Work instruction: Set down the records once more, please, exactly and with the pictures left out.

Data for analysis section start

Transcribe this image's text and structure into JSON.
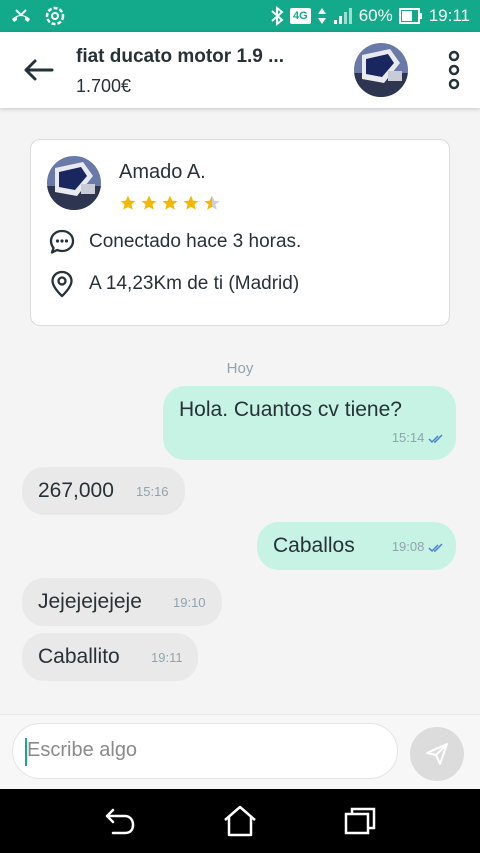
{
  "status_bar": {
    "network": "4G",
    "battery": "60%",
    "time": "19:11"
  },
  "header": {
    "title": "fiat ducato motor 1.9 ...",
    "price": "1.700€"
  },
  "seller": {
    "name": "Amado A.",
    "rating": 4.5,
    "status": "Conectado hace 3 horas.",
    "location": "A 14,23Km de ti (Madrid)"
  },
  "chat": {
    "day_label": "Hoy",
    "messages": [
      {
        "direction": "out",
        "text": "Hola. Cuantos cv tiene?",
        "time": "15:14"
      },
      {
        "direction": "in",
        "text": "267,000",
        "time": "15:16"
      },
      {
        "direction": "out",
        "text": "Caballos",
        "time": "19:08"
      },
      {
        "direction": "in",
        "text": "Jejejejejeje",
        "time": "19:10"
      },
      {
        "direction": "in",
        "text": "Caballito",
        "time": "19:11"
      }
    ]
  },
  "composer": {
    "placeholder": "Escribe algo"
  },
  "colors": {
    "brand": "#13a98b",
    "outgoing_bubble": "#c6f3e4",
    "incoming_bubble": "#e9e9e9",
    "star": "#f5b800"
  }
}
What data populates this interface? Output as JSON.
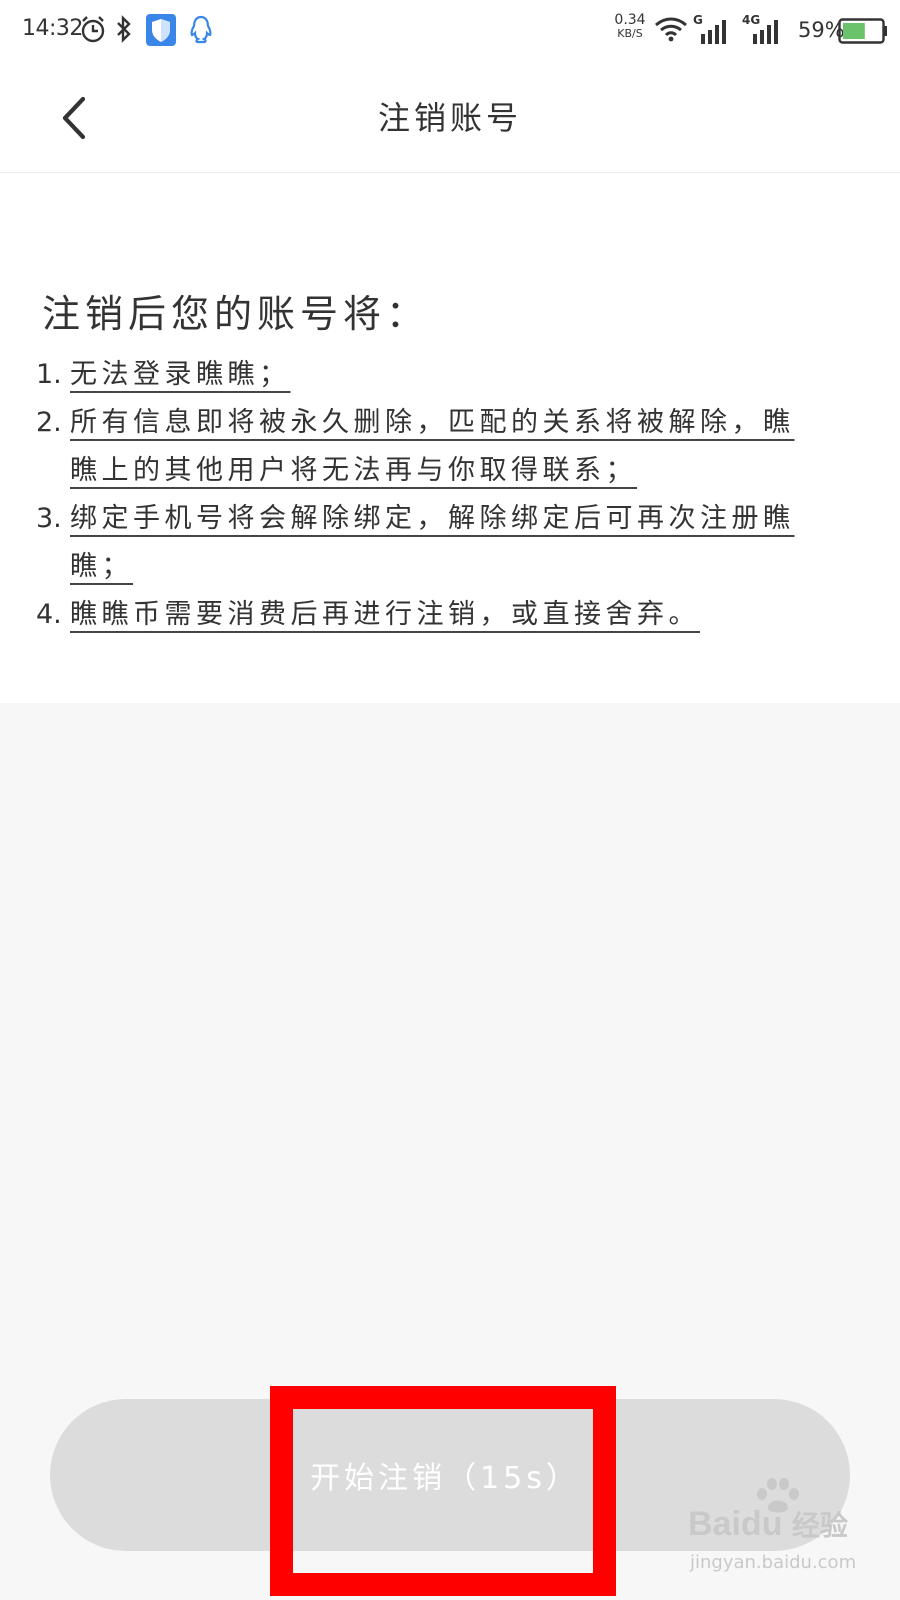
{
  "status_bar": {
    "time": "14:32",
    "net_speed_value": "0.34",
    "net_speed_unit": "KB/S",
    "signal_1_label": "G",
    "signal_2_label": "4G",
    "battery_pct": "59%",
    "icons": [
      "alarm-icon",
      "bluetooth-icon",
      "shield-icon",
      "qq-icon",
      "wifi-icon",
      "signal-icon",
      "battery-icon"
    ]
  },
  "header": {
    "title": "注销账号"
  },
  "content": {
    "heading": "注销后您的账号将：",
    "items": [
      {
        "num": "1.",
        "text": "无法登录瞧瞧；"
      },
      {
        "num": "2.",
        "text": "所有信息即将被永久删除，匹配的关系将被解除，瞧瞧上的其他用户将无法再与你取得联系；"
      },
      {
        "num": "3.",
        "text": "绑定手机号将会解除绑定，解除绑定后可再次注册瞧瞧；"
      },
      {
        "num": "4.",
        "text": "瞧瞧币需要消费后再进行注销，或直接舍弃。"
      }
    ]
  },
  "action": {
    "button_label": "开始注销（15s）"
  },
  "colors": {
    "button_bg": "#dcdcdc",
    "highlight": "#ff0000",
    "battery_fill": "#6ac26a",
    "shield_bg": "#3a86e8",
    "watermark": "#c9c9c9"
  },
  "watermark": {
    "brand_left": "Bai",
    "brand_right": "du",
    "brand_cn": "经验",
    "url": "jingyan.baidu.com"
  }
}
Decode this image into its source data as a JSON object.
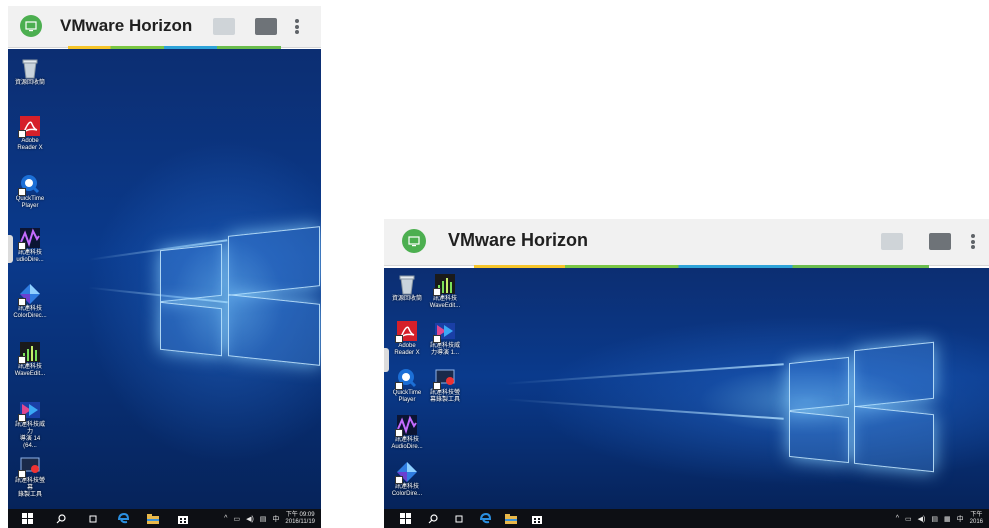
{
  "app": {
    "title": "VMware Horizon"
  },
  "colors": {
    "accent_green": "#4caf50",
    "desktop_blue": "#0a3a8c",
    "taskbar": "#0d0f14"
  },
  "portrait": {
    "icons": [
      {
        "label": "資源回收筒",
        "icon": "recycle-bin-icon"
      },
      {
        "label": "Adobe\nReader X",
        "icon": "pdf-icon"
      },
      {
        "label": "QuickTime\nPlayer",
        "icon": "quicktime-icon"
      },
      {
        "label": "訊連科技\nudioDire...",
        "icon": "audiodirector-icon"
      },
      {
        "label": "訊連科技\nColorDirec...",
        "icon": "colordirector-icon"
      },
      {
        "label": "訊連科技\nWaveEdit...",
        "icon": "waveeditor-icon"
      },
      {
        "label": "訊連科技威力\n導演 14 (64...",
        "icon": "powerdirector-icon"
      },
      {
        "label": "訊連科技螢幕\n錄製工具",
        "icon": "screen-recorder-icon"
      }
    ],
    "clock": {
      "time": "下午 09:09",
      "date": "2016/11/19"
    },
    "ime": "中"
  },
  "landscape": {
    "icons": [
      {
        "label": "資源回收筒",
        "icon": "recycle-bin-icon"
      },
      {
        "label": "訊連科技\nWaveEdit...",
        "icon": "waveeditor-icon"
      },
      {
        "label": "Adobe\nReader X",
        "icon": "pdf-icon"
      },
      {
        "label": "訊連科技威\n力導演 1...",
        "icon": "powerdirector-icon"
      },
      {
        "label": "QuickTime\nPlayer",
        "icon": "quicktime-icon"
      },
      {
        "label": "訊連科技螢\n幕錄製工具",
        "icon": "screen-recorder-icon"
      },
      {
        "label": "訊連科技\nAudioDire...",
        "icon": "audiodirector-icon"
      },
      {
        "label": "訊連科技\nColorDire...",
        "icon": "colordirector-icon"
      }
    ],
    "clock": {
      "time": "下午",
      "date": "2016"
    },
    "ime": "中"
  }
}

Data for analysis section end

Your response:
Transcribe this image's text and structure into JSON.
{
  "status_bar": {
    "network": "4G",
    "battery": "60%",
    "time": "19:11"
  },
  "header": {
    "title": "fiat ducato motor 1.9 ...",
    "price": "1.700€"
  },
  "seller": {
    "name": "Amado A.",
    "rating": 4.5,
    "status": "Conectado hace 3 horas.",
    "location": "A 14,23Km de ti (Madrid)"
  },
  "chat": {
    "day_label": "Hoy",
    "messages": [
      {
        "direction": "out",
        "text": "Hola. Cuantos cv tiene?",
        "time": "15:14"
      },
      {
        "direction": "in",
        "text": "267,000",
        "time": "15:16"
      },
      {
        "direction": "out",
        "text": "Caballos",
        "time": "19:08"
      },
      {
        "direction": "in",
        "text": "Jejejejejeje",
        "time": "19:10"
      },
      {
        "direction": "in",
        "text": "Caballito",
        "time": "19:11"
      }
    ]
  },
  "composer": {
    "placeholder": "Escribe algo"
  },
  "colors": {
    "brand": "#13a98b",
    "outgoing_bubble": "#c6f3e4",
    "incoming_bubble": "#e9e9e9",
    "star": "#f5b800"
  }
}
What data populates this interface? Output as JSON.
{
  "status_bar": {
    "time": "14:32",
    "net_speed_value": "0.34",
    "net_speed_unit": "KB/S",
    "signal_1_label": "G",
    "signal_2_label": "4G",
    "battery_pct": "59%",
    "icons": [
      "alarm-icon",
      "bluetooth-icon",
      "shield-icon",
      "qq-icon",
      "wifi-icon",
      "signal-icon",
      "battery-icon"
    ]
  },
  "header": {
    "title": "注销账号"
  },
  "content": {
    "heading": "注销后您的账号将：",
    "items": [
      {
        "num": "1.",
        "text": "无法登录瞧瞧；"
      },
      {
        "num": "2.",
        "text": "所有信息即将被永久删除，匹配的关系将被解除，瞧瞧上的其他用户将无法再与你取得联系；"
      },
      {
        "num": "3.",
        "text": "绑定手机号将会解除绑定，解除绑定后可再次注册瞧瞧；"
      },
      {
        "num": "4.",
        "text": "瞧瞧币需要消费后再进行注销，或直接舍弃。"
      }
    ]
  },
  "action": {
    "button_label": "开始注销（15s）"
  },
  "colors": {
    "button_bg": "#dcdcdc",
    "highlight": "#ff0000",
    "battery_fill": "#6ac26a",
    "shield_bg": "#3a86e8",
    "watermark": "#c9c9c9"
  },
  "watermark": {
    "brand_left": "Bai",
    "brand_right": "du",
    "brand_cn": "经验",
    "url": "jingyan.baidu.com"
  }
}
Decode this image into its source data as a JSON object.
{
  "app": {
    "title": "VMware Horizon"
  },
  "colors": {
    "accent_green": "#4caf50",
    "desktop_blue": "#0a3a8c",
    "taskbar": "#0d0f14"
  },
  "portrait": {
    "icons": [
      {
        "label": "資源回收筒",
        "icon": "recycle-bin-icon"
      },
      {
        "label": "Adobe\nReader X",
        "icon": "pdf-icon"
      },
      {
        "label": "QuickTime\nPlayer",
        "icon": "quicktime-icon"
      },
      {
        "label": "訊連科技\nudioDire...",
        "icon": "audiodirector-icon"
      },
      {
        "label": "訊連科技\nColorDirec...",
        "icon": "colordirector-icon"
      },
      {
        "label": "訊連科技\nWaveEdit...",
        "icon": "waveeditor-icon"
      },
      {
        "label": "訊連科技威力\n導演 14 (64...",
        "icon": "powerdirector-icon"
      },
      {
        "label": "訊連科技螢幕\n錄製工具",
        "icon": "screen-recorder-icon"
      }
    ],
    "clock": {
      "time": "下午 09:09",
      "date": "2016/11/19"
    },
    "ime": "中"
  },
  "landscape": {
    "icons": [
      {
        "label": "資源回收筒",
        "icon": "recycle-bin-icon"
      },
      {
        "label": "訊連科技\nWaveEdit...",
        "icon": "waveeditor-icon"
      },
      {
        "label": "Adobe\nReader X",
        "icon": "pdf-icon"
      },
      {
        "label": "訊連科技威\n力導演 1...",
        "icon": "powerdirector-icon"
      },
      {
        "label": "QuickTime\nPlayer",
        "icon": "quicktime-icon"
      },
      {
        "label": "訊連科技螢\n幕錄製工具",
        "icon": "screen-recorder-icon"
      },
      {
        "label": "訊連科技\nAudioDire...",
        "icon": "audiodirector-icon"
      },
      {
        "label": "訊連科技\nColorDire...",
        "icon": "colordirector-icon"
      }
    ],
    "clock": {
      "time": "下午",
      "date": "2016"
    },
    "ime": "中"
  }
}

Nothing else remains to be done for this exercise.